Agents from Toll Brothers were speculating whether it would be better to simply raze the entire bungalow and plop down in its place a mini McMansion, something Colonial or a Mediterranean-style ranch perhaps. “We could even do the same for every bungalow in the neighborhood.” Upon hearing this, James Howard Kunstler implodes, leaving only a bowtie behind to identify the mangled carcass on the sidewalk as belonging to The Kunstler.
EPISODE 5: CAVORTING WITH THE TRADES

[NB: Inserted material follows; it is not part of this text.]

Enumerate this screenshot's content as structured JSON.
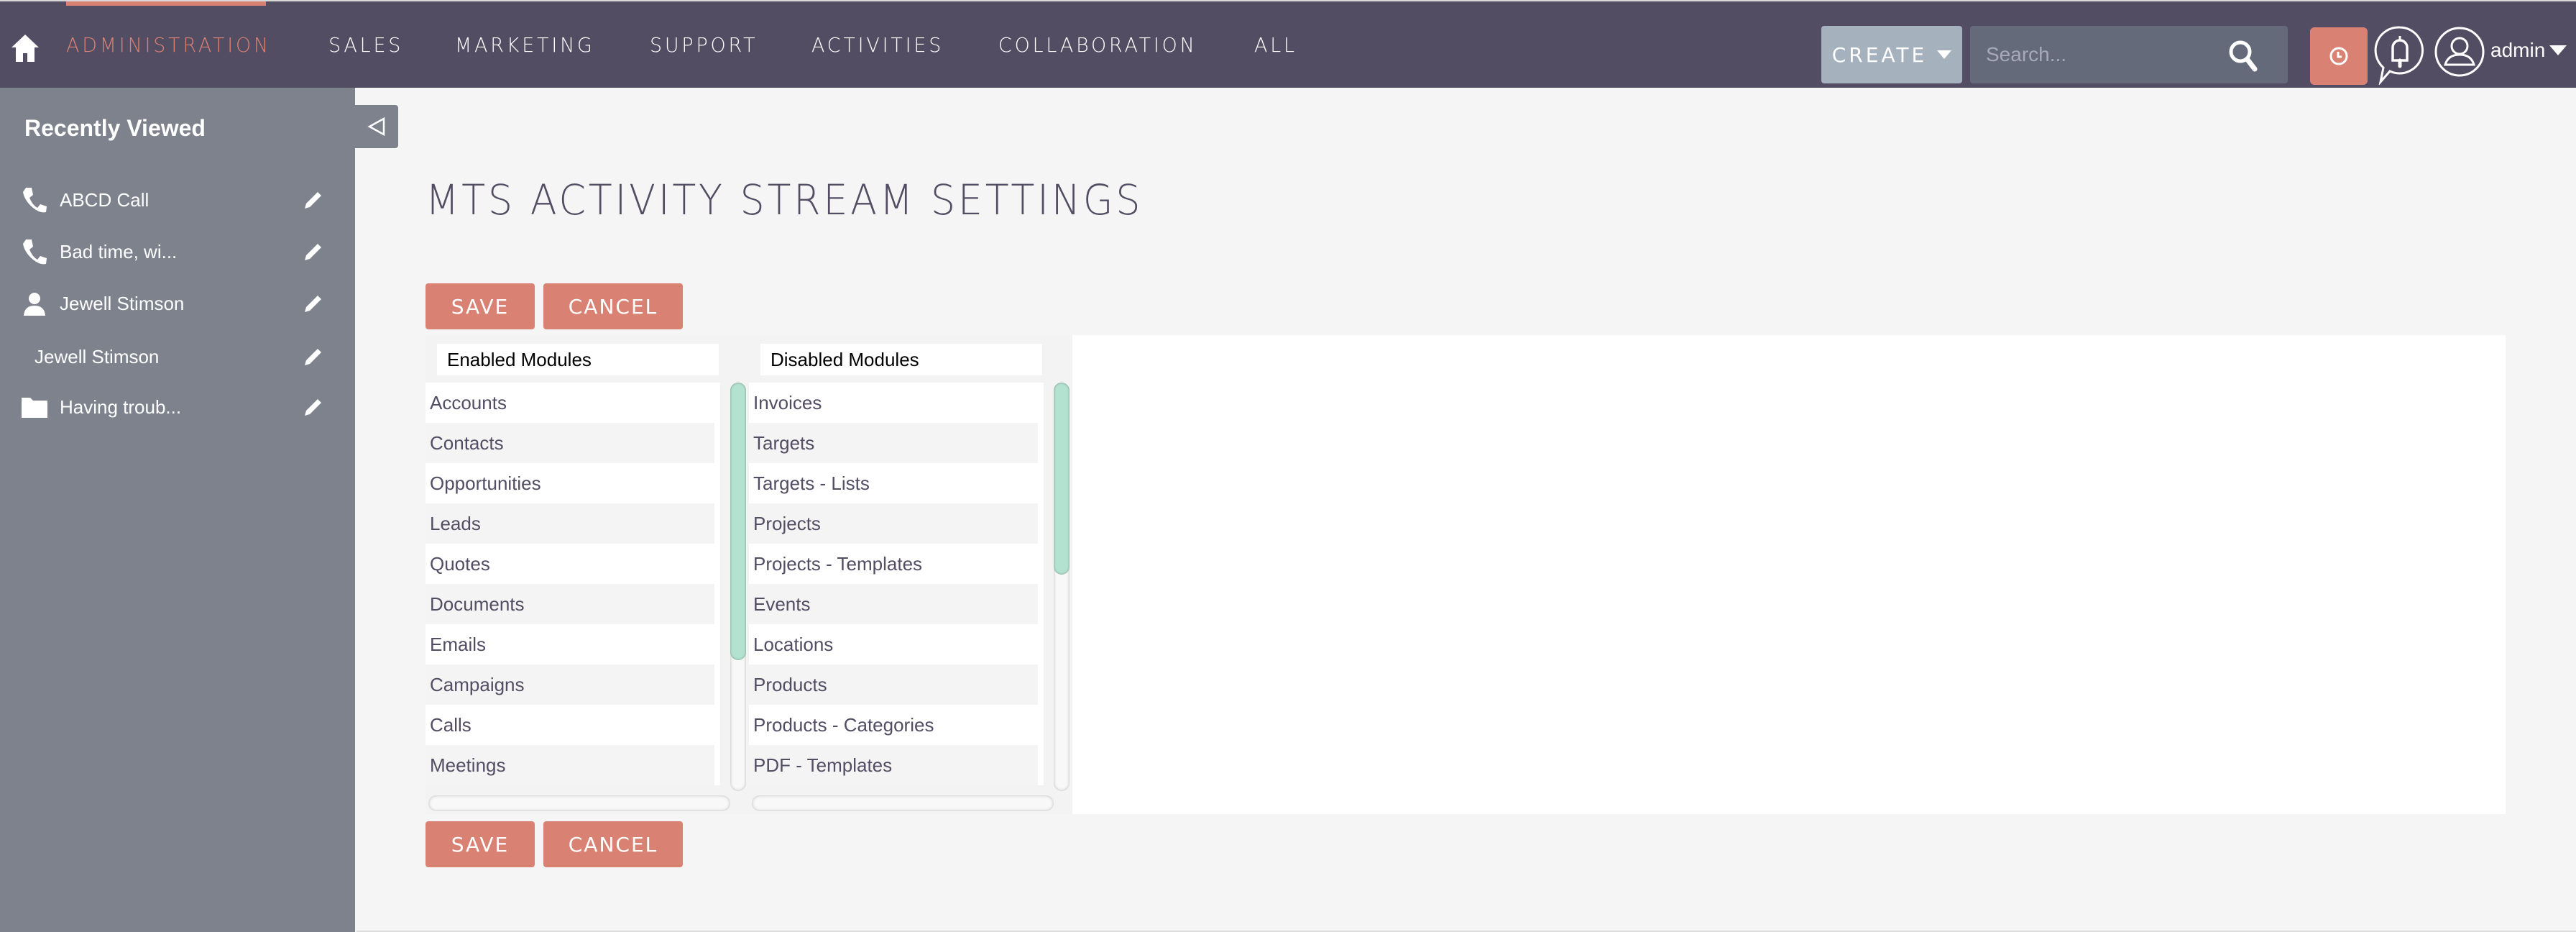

The gang meets with the gang from This Old House. Saskia Sassen pairs off with Kevin O'Connor to inspect the master bedroom. No cameraman was with them, but fortunately, they still had their mics on. And in what will certainly become an instant reality TV classic moment, a “slurp” sound is heard.
EPISODE 6: HALLOWEEN SPECIAL
The ghosts of designers past come to haunt the bungalow. Borromini heaps praises upon praises on Gehry: “Guggenheim Bilbao. Que bello, la nuova Chiesa di San Carlo.” And Olmsted on Peter Latz: “Duisburg-Nord is the new Central Park.” But not every spectral emanation was as flattering nor even civil. Ian McHarg takes possession of Ken Smith. Frank Lloyd Wright takes on Norman Foster. Many limbs are twisted, contorted; much sushi and Veuve Clicquot vomited. Double exorcism is ordered. Holy water gets splashed. The room starts to quiver. The house heaves. The garden convulses. And then suddenly, everything contracts into a singularity before finally phasing out of the space-time continuum.
The following day, Sanford Kwinter arrives as a guest critic: “Architecture-less. Landscape-less. Urban-less. Brilliant!”
Says another guest critic, an untenured journeyman: “No designers. Marvelous!”
This Old House